Brendon McCullum wants ICC to handle fixing reports more professionally
McCullum, who had submitted evidence of match-fixing against teammate Chris Cairns last year, said the first interview he gave to an ICC official was casual. Very much unlike the ICC which should have been more professional
Accusing the International Cricket Council's (ICC) anti-corruption unit of being casual, former New Zealand skipper Brendon McCullum has urged the world body to handle reports on fixing "more professionally".
McCullum, who had submitted evidence of match-fixing against teammate Chris Cairns last year, said the first interview he gave to an ICC official was casual.
"(He) took notes -- he did not record our conversation. He said he would get what I said down on paper and that it would probably end up at the bottom of the file with nothing eventuating," McCullum was quoted as saying by espncricinfo during his MCC Spirit of Cricket lecture.
"Looking back on this, I am very surprised by what I perceive to be a very casual approach to gathering evidence. I was reporting two approaches by a former international star of the game. I was not asked to elaborate on anything I said and I signed a statement that was essentially nothing more than a skeleton outline.
"I think players deserve better from the ICC and that, in the future, the evidence gathering exercise has to be much more thorough, more professional. I do wish that the ICC had handled my initial approach more professionally," he added.

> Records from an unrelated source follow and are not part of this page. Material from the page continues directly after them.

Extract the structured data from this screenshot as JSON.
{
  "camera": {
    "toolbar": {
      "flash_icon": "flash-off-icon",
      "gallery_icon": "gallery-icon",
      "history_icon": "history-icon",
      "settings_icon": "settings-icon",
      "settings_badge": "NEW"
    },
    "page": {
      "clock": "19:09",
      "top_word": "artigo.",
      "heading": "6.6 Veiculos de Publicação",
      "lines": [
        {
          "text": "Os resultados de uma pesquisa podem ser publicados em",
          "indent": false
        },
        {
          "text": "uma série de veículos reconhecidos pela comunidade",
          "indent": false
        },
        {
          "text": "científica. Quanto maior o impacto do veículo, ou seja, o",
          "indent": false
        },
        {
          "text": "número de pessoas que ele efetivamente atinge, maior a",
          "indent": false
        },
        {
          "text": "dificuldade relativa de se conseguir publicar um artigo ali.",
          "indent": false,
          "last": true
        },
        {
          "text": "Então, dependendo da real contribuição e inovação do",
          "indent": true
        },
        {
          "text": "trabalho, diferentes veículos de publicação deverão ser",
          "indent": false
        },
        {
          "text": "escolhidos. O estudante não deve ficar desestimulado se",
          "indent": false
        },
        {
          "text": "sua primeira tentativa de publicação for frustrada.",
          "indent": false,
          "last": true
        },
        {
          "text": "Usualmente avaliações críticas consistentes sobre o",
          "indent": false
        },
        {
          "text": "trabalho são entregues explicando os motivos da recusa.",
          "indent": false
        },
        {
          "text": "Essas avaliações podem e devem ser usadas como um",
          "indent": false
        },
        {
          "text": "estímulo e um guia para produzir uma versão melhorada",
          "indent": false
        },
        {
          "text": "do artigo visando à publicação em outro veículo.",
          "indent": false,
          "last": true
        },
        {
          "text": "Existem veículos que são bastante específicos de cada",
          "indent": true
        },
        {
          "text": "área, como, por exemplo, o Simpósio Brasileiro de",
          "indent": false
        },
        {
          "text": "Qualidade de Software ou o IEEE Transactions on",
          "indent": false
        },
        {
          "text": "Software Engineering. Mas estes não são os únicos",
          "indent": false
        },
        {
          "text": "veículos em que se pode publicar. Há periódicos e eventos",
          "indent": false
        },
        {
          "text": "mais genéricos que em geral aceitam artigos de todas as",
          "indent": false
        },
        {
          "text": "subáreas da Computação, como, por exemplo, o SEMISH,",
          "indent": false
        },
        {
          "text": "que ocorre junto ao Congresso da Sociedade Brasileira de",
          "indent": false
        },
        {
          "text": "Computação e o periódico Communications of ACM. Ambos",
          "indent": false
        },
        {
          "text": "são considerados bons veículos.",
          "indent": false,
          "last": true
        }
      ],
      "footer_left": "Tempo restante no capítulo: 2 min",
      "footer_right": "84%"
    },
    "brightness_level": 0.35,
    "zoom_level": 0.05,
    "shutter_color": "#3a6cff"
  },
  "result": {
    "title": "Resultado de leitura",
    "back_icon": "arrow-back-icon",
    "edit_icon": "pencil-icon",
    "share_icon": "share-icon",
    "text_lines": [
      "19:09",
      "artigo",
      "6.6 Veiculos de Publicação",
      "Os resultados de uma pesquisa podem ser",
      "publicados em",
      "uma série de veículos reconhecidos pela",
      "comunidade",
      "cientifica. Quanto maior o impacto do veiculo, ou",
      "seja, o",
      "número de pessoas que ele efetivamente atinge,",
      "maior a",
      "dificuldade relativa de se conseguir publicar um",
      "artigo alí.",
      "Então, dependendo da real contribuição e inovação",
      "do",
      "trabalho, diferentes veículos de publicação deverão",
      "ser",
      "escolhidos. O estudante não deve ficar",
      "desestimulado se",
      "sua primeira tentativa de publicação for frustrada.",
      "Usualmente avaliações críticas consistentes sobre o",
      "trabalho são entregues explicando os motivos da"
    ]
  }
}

After a nine-week trial in November 2015, Cairns was cleared of charges, but he alleged that his image was tarnished, even though he was cleared off the case
Drawing comparison with the Metropolitan Police, to whom he gave another statement, McCullum said they were way ahead professionally than the ICC's anti-corruption unit.
"Suffice to say, they were streets ahead in terms of professionalism. They asked me so many questions, testing my memory, and took a much more comprehensive brief," he said.
The right-handed keeper-batsman also hit out at the ICC after his evidence was leaked to the media, saying such acts not only hamper the confidence the players have on the board but will also make them hesitate to report.
"When I made my first statement to the ICC, my impression was that it would be put in the bottom draw and never see the light of day again. No attempt was made to elicit a full and comprehensive statement from me on that occasion.
"No witness who has provided evidence to the ICC should ever have to go through such a scenario again. The leak has never been explained to me; to my knowledge no one has been held accountable and, in those circumstances, it is difficult to have confidence in the ICC," he said.
"To report an approach and to give evidence requires considerable courage - players deserve much better. How can the game's governing body expect players to co-operate with it when it is then responsible for leaking confidential statements to the media?
"It goes without saying that if players do not have confidence in the organisation, they will be reluctant to report approaches and the game is worse off. If we are to get rid of the scourge of match-fixing, a robust governing body is essential," he added.